_ENTRIES SUPPLIED_:
|---|

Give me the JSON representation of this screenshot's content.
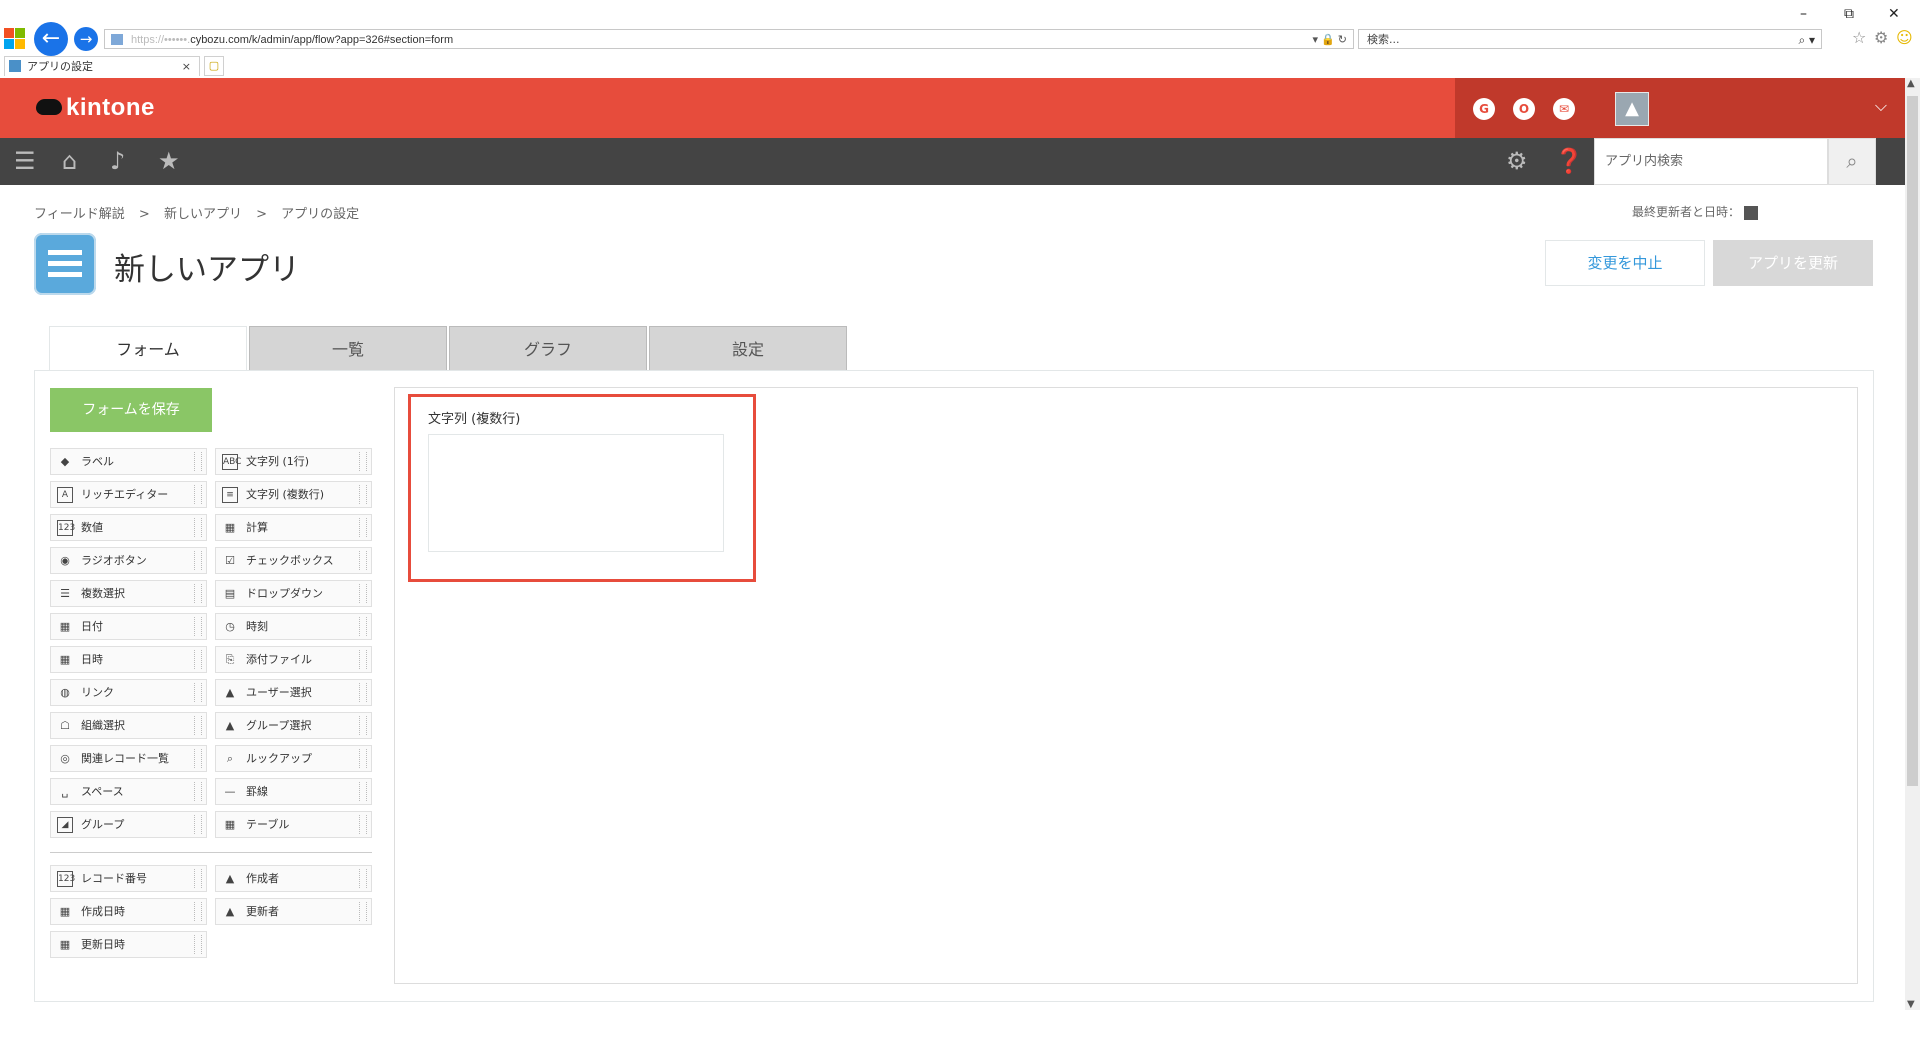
{
  "browser": {
    "address_blurred": "https://••••••.",
    "address_text": "cybozu.com/k/admin/app/flow?app=326#section=form",
    "search_placeholder": "検索...",
    "tab_title": "アプリの設定",
    "tab_close": "×",
    "win_min": "–",
    "win_restore": "⧉",
    "win_close": "✕"
  },
  "header": {
    "brand": "kintone",
    "icons": [
      {
        "name": "garoon-icon",
        "letter": "G"
      },
      {
        "name": "office-icon",
        "letter": "O"
      },
      {
        "name": "mail-icon",
        "letter": "✉"
      }
    ]
  },
  "nav": {
    "search_placeholder": "アプリ内検索"
  },
  "breadcrumb": [
    "フィールド解説",
    ">",
    "新しいアプリ",
    ">",
    "アプリの設定"
  ],
  "last_update_label": "最終更新者と日時：",
  "app_title": "新しいアプリ",
  "actions": {
    "cancel": "変更を中止",
    "update": "アプリを更新"
  },
  "tabs": [
    "フォーム",
    "一覧",
    "グラフ",
    "設定"
  ],
  "save_form": "フォームを保存",
  "fields": [
    {
      "label": "ラベル",
      "icon": "◆",
      "name": "label"
    },
    {
      "label": "文字列 (1行)",
      "icon": "ABC",
      "name": "single-line-text"
    },
    {
      "label": "リッチエディター",
      "icon": "A",
      "name": "rich-editor"
    },
    {
      "label": "文字列 (複数行)",
      "icon": "≡",
      "name": "multi-line-text"
    },
    {
      "label": "数値",
      "icon": "123",
      "name": "number"
    },
    {
      "label": "計算",
      "icon": "▦",
      "name": "calc"
    },
    {
      "label": "ラジオボタン",
      "icon": "◉",
      "name": "radio-button"
    },
    {
      "label": "チェックボックス",
      "icon": "☑",
      "name": "checkbox"
    },
    {
      "label": "複数選択",
      "icon": "☰",
      "name": "multi-select"
    },
    {
      "label": "ドロップダウン",
      "icon": "▤",
      "name": "dropdown"
    },
    {
      "label": "日付",
      "icon": "▦",
      "name": "date"
    },
    {
      "label": "時刻",
      "icon": "◷",
      "name": "time"
    },
    {
      "label": "日時",
      "icon": "▦",
      "name": "datetime"
    },
    {
      "label": "添付ファイル",
      "icon": "⎘",
      "name": "attachment"
    },
    {
      "label": "リンク",
      "icon": "◍",
      "name": "link"
    },
    {
      "label": "ユーザー選択",
      "icon": "▲",
      "name": "user-select"
    },
    {
      "label": "組織選択",
      "icon": "☖",
      "name": "org-select"
    },
    {
      "label": "グループ選択",
      "icon": "▲",
      "name": "group-select"
    },
    {
      "label": "関連レコード一覧",
      "icon": "◎",
      "name": "related-records"
    },
    {
      "label": "ルックアップ",
      "icon": "⌕",
      "name": "lookup"
    },
    {
      "label": "スペース",
      "icon": "␣",
      "name": "space"
    },
    {
      "label": "罫線",
      "icon": "—",
      "name": "border"
    },
    {
      "label": "グループ",
      "icon": "◢",
      "name": "group"
    },
    {
      "label": "テーブル",
      "icon": "▦",
      "name": "table"
    }
  ],
  "system_fields": [
    {
      "label": "レコード番号",
      "icon": "123",
      "name": "record-number"
    },
    {
      "label": "作成者",
      "icon": "▲",
      "name": "creator"
    },
    {
      "label": "作成日時",
      "icon": "▦",
      "name": "created-datetime"
    },
    {
      "label": "更新者",
      "icon": "▲",
      "name": "modifier"
    },
    {
      "label": "更新日時",
      "icon": "▦",
      "name": "updated-datetime"
    }
  ],
  "canvas_field": {
    "label": "文字列 (複数行)",
    "value": ""
  },
  "colors": {
    "header_red": "#e74c3c",
    "header_dark_red": "#c0392b",
    "nav_dark": "#444444",
    "save_green": "#8ac666",
    "link_blue": "#3498db",
    "highlight_frame": "#e74c3c"
  }
}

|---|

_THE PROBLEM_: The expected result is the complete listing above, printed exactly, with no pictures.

_ANSWER SECTION_:
Give me the JSON representation of this screenshot's content.
{
  "browser": {
    "address_blurred": "https://••••••.",
    "address_text": "cybozu.com/k/admin/app/flow?app=326#section=form",
    "search_placeholder": "検索...",
    "tab_title": "アプリの設定",
    "tab_close": "×",
    "win_min": "–",
    "win_restore": "⧉",
    "win_close": "✕"
  },
  "header": {
    "brand": "kintone",
    "icons": [
      {
        "name": "garoon-icon",
        "letter": "G"
      },
      {
        "name": "office-icon",
        "letter": "O"
      },
      {
        "name": "mail-icon",
        "letter": "✉"
      }
    ]
  },
  "nav": {
    "search_placeholder": "アプリ内検索"
  },
  "breadcrumb": [
    "フィールド解説",
    ">",
    "新しいアプリ",
    ">",
    "アプリの設定"
  ],
  "last_update_label": "最終更新者と日時：",
  "app_title": "新しいアプリ",
  "actions": {
    "cancel": "変更を中止",
    "update": "アプリを更新"
  },
  "tabs": [
    "フォーム",
    "一覧",
    "グラフ",
    "設定"
  ],
  "save_form": "フォームを保存",
  "fields": [
    {
      "label": "ラベル",
      "icon": "◆",
      "name": "label"
    },
    {
      "label": "文字列 (1行)",
      "icon": "ABC",
      "name": "single-line-text"
    },
    {
      "label": "リッチエディター",
      "icon": "A",
      "name": "rich-editor"
    },
    {
      "label": "文字列 (複数行)",
      "icon": "≡",
      "name": "multi-line-text"
    },
    {
      "label": "数値",
      "icon": "123",
      "name": "number"
    },
    {
      "label": "計算",
      "icon": "▦",
      "name": "calc"
    },
    {
      "label": "ラジオボタン",
      "icon": "◉",
      "name": "radio-button"
    },
    {
      "label": "チェックボックス",
      "icon": "☑",
      "name": "checkbox"
    },
    {
      "label": "複数選択",
      "icon": "☰",
      "name": "multi-select"
    },
    {
      "label": "ドロップダウン",
      "icon": "▤",
      "name": "dropdown"
    },
    {
      "label": "日付",
      "icon": "▦",
      "name": "date"
    },
    {
      "label": "時刻",
      "icon": "◷",
      "name": "time"
    },
    {
      "label": "日時",
      "icon": "▦",
      "name": "datetime"
    },
    {
      "label": "添付ファイル",
      "icon": "⎘",
      "name": "attachment"
    },
    {
      "label": "リンク",
      "icon": "◍",
      "name": "link"
    },
    {
      "label": "ユーザー選択",
      "icon": "▲",
      "name": "user-select"
    },
    {
      "label": "組織選択",
      "icon": "☖",
      "name": "org-select"
    },
    {
      "label": "グループ選択",
      "icon": "▲",
      "name": "group-select"
    },
    {
      "label": "関連レコード一覧",
      "icon": "◎",
      "name": "related-records"
    },
    {
      "label": "ルックアップ",
      "icon": "⌕",
      "name": "lookup"
    },
    {
      "label": "スペース",
      "icon": "␣",
      "name": "space"
    },
    {
      "label": "罫線",
      "icon": "—",
      "name": "border"
    },
    {
      "label": "グループ",
      "icon": "◢",
      "name": "group"
    },
    {
      "label": "テーブル",
      "icon": "▦",
      "name": "table"
    }
  ],
  "system_fields": [
    {
      "label": "レコード番号",
      "icon": "123",
      "name": "record-number"
    },
    {
      "label": "作成者",
      "icon": "▲",
      "name": "creator"
    },
    {
      "label": "作成日時",
      "icon": "▦",
      "name": "created-datetime"
    },
    {
      "label": "更新者",
      "icon": "▲",
      "name": "modifier"
    },
    {
      "label": "更新日時",
      "icon": "▦",
      "name": "updated-datetime"
    }
  ],
  "canvas_field": {
    "label": "文字列 (複数行)",
    "value": ""
  },
  "colors": {
    "header_red": "#e74c3c",
    "header_dark_red": "#c0392b",
    "nav_dark": "#444444",
    "save_green": "#8ac666",
    "link_blue": "#3498db",
    "highlight_frame": "#e74c3c"
  }
}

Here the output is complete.